● **What you need to do**: The word "false" occurs in some lines of the listing. Copy those lines.

────────────────────

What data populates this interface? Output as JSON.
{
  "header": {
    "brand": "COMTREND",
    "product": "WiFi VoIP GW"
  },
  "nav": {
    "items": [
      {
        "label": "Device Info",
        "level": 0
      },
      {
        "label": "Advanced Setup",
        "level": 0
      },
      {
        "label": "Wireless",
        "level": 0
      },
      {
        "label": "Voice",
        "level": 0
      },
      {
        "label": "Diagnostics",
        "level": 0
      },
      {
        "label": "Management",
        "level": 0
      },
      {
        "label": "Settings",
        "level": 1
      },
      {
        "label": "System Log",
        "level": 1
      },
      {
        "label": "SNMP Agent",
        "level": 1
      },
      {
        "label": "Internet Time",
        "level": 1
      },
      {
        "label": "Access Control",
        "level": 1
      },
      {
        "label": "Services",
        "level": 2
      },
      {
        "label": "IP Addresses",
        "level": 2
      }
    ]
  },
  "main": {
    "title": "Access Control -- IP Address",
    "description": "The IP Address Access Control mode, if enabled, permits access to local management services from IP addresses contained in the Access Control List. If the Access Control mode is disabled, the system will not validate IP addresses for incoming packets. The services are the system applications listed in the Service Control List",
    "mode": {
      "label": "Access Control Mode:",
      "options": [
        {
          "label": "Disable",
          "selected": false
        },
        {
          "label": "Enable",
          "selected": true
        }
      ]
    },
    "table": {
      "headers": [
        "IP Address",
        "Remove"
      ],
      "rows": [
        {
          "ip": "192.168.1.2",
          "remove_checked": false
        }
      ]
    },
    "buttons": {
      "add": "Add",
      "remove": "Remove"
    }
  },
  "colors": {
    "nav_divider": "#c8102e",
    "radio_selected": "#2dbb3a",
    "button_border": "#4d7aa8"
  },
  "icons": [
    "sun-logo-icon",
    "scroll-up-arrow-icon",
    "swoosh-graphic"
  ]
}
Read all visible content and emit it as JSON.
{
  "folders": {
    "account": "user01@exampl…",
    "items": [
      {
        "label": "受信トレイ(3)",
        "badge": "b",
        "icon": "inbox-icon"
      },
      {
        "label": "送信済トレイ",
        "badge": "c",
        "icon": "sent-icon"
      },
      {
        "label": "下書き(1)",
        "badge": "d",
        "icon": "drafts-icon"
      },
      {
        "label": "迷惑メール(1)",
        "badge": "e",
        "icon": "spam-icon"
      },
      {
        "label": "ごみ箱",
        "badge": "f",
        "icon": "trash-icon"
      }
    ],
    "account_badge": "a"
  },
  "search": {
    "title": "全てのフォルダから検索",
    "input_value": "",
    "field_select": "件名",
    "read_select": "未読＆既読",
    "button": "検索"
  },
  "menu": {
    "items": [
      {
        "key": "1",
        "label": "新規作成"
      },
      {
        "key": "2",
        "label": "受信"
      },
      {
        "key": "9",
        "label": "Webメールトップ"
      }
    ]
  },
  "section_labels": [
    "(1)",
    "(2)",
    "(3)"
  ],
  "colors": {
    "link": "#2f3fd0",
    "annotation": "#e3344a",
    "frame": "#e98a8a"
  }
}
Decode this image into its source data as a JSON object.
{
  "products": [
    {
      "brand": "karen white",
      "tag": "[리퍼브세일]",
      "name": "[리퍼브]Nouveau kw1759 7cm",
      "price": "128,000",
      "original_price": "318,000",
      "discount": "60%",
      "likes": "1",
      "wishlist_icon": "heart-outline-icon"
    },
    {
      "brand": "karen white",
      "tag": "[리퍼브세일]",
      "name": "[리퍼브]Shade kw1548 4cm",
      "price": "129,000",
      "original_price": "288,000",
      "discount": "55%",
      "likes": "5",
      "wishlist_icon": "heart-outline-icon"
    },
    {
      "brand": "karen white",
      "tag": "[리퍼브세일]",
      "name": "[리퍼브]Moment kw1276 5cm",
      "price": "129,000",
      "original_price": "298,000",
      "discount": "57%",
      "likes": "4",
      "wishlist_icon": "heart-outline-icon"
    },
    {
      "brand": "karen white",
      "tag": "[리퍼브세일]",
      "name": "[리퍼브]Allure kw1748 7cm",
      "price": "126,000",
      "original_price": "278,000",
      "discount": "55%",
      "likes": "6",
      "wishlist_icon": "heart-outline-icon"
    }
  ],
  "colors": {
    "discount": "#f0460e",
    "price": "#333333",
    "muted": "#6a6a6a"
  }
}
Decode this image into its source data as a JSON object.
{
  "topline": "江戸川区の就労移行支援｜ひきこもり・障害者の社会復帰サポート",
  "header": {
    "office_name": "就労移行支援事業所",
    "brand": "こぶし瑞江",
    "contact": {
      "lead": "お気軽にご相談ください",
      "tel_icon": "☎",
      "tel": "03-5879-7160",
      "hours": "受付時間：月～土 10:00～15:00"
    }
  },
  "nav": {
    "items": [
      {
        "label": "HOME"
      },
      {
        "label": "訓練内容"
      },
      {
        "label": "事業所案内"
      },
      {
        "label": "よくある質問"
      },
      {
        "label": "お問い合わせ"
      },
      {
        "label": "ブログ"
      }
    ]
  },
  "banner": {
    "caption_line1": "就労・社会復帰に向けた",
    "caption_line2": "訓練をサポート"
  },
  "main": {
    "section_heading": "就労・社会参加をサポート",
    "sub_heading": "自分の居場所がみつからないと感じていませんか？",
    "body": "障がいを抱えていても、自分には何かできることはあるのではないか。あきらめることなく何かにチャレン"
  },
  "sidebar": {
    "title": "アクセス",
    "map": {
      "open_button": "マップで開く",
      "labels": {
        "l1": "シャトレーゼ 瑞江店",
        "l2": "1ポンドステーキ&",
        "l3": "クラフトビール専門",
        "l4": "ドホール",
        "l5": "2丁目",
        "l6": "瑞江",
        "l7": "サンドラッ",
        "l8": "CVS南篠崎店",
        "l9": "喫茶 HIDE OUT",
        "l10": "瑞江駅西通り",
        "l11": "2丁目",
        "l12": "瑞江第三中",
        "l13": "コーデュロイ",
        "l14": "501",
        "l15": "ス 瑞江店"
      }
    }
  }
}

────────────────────

● **Exercise answer**:
          "selected": false
          "remove_checked": false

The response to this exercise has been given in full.